WHAT IS EXPECTED> Should a line below contain the word "Open", report it.

EXERCISE INPUT START

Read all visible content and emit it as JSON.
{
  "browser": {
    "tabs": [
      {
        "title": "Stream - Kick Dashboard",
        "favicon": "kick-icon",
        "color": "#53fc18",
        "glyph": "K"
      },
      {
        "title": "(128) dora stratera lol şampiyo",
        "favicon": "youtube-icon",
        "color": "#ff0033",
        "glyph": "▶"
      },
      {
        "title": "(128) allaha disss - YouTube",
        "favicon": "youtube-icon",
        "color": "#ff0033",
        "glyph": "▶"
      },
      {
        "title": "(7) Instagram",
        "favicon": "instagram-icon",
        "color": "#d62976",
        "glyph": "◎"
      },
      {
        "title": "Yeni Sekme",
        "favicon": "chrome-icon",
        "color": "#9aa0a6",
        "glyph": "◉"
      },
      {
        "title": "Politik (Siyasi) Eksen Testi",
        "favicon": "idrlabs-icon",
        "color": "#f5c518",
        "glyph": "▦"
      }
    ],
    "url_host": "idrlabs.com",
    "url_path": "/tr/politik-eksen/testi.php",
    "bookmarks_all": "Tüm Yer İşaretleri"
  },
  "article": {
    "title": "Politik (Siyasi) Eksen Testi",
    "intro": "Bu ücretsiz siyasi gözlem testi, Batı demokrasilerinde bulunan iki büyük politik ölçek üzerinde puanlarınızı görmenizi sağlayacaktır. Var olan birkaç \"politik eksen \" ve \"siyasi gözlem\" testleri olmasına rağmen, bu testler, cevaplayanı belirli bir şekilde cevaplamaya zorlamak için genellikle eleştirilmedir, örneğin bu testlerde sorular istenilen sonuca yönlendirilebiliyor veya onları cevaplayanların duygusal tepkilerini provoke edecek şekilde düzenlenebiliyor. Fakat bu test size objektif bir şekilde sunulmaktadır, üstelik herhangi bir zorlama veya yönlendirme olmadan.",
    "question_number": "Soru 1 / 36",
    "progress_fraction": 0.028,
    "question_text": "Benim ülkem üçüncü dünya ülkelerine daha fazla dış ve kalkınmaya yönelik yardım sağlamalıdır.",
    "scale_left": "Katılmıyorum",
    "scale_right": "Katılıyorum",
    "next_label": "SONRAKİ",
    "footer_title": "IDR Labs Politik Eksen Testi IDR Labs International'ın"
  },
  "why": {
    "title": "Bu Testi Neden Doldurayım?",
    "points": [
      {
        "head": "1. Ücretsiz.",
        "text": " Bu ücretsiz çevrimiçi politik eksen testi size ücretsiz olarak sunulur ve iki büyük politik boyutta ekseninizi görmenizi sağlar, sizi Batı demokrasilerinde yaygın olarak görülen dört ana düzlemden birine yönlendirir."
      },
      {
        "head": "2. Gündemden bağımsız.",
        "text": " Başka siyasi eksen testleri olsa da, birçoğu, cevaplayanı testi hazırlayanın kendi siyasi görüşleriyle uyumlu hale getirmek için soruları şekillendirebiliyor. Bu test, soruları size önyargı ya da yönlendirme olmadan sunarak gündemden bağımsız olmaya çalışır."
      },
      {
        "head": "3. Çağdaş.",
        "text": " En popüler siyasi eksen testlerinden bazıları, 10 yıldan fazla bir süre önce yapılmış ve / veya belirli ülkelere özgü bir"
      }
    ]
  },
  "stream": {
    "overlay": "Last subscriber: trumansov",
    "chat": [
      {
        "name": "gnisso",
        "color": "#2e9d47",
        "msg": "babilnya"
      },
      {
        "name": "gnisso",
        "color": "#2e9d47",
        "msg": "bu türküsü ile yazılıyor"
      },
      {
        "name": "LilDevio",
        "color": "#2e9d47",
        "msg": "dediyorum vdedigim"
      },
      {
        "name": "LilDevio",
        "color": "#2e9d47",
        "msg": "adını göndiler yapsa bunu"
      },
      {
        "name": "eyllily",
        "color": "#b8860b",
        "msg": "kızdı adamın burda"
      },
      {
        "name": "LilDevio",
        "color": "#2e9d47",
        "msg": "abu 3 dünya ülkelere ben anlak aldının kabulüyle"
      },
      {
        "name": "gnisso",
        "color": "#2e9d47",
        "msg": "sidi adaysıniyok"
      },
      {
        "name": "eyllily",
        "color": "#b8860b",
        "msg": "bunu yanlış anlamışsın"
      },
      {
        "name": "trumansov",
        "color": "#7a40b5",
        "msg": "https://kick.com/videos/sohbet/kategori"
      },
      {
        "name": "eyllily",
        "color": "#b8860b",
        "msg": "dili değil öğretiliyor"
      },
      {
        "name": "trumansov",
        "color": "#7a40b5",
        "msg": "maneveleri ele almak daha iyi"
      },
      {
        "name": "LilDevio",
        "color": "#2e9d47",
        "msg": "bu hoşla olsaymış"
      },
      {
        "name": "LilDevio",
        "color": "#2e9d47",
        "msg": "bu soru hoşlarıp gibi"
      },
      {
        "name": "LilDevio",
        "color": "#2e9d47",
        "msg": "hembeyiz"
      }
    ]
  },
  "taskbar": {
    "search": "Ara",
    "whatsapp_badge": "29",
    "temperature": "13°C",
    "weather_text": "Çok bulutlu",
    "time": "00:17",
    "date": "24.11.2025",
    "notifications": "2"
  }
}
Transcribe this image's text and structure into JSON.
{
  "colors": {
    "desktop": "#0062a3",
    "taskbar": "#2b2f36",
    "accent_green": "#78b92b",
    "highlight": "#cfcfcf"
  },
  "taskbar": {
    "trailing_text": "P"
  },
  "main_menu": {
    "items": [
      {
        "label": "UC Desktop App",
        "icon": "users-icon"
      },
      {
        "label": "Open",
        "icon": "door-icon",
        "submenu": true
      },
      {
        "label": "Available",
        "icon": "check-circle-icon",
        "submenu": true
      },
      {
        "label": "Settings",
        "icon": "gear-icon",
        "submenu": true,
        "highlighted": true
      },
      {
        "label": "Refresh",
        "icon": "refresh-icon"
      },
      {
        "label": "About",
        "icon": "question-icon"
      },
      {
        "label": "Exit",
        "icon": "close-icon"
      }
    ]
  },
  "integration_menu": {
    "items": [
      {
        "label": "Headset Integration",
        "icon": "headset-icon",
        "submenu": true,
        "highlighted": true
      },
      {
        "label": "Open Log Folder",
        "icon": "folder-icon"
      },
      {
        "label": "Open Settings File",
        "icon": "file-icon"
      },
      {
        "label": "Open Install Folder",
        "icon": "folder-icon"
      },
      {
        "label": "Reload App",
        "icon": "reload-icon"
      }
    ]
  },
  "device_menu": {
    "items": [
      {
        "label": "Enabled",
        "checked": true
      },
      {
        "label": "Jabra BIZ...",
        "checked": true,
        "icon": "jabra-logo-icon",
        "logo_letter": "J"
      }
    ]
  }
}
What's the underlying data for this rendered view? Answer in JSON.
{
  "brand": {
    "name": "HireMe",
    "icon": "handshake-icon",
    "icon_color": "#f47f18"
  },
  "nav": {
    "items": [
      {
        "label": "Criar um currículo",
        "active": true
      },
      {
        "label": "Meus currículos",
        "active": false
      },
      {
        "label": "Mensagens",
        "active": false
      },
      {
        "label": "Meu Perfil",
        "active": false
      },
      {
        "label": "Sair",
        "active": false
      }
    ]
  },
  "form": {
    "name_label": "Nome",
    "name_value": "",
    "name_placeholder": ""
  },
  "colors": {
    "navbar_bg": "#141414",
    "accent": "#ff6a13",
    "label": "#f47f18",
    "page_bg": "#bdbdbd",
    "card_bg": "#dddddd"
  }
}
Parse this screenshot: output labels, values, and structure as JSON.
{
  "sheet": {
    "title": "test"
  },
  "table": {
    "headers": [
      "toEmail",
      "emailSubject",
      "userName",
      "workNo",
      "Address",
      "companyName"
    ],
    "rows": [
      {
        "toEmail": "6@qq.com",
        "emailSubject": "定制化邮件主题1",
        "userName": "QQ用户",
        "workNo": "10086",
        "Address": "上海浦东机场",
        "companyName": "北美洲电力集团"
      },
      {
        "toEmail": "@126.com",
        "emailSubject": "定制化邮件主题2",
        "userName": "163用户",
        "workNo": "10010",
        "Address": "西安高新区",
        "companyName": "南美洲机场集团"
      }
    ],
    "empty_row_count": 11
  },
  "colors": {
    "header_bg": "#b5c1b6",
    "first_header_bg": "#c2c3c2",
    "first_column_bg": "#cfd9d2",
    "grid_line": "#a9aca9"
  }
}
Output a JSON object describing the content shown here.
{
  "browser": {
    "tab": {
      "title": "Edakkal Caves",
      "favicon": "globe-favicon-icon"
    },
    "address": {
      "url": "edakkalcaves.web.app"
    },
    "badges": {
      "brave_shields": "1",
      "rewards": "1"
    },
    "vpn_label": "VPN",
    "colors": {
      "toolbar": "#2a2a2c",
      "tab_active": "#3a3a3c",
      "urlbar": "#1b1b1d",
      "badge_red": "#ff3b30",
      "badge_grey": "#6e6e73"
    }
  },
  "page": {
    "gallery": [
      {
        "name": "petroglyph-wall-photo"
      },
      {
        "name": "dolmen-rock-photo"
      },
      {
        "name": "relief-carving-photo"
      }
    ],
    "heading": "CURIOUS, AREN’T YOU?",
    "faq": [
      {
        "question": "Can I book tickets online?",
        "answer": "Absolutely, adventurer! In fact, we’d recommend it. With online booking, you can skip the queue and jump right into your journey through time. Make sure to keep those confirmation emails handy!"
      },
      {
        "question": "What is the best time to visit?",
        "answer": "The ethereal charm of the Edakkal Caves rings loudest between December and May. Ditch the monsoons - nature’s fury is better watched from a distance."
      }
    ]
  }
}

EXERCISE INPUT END

REPLY TO THE EXERCISE>
        "label": "Open",
        "label": "Open Log Folder",
        "label": "Open Settings File",
        "label": "Open Install Folder",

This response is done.